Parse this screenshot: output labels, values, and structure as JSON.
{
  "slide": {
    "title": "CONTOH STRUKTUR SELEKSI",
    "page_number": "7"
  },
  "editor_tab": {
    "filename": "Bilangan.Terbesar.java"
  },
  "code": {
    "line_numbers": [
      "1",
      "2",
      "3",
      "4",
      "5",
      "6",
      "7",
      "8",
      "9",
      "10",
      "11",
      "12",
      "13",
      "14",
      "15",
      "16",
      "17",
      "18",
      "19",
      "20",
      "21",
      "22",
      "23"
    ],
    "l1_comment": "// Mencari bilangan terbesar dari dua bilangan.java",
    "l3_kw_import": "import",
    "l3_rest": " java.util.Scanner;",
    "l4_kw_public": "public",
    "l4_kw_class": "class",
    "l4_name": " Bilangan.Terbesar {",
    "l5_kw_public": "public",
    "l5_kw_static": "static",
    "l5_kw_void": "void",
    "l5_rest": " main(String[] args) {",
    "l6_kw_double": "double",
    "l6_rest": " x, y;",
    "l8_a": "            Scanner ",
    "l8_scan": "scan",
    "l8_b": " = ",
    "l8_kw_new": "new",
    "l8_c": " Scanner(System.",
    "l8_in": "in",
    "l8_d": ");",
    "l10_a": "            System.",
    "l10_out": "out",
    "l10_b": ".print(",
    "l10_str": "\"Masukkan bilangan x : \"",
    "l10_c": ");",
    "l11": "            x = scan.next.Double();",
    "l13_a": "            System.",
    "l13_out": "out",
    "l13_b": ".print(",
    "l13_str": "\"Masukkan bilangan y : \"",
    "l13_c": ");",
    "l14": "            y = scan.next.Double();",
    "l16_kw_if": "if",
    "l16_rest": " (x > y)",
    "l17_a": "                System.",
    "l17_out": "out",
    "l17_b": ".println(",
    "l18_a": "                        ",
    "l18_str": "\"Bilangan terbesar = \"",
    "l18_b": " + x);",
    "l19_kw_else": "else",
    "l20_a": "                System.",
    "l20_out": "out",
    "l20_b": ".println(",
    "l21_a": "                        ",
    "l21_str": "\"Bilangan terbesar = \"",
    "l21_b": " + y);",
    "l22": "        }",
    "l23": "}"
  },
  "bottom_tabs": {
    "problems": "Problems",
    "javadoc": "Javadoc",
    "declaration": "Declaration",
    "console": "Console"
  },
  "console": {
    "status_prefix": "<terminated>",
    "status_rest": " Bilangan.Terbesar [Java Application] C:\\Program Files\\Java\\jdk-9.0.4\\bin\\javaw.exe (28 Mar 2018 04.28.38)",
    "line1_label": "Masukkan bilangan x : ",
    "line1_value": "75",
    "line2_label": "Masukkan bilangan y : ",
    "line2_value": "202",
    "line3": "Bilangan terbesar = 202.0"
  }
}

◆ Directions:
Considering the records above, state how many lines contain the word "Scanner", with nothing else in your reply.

◆ Task response:
3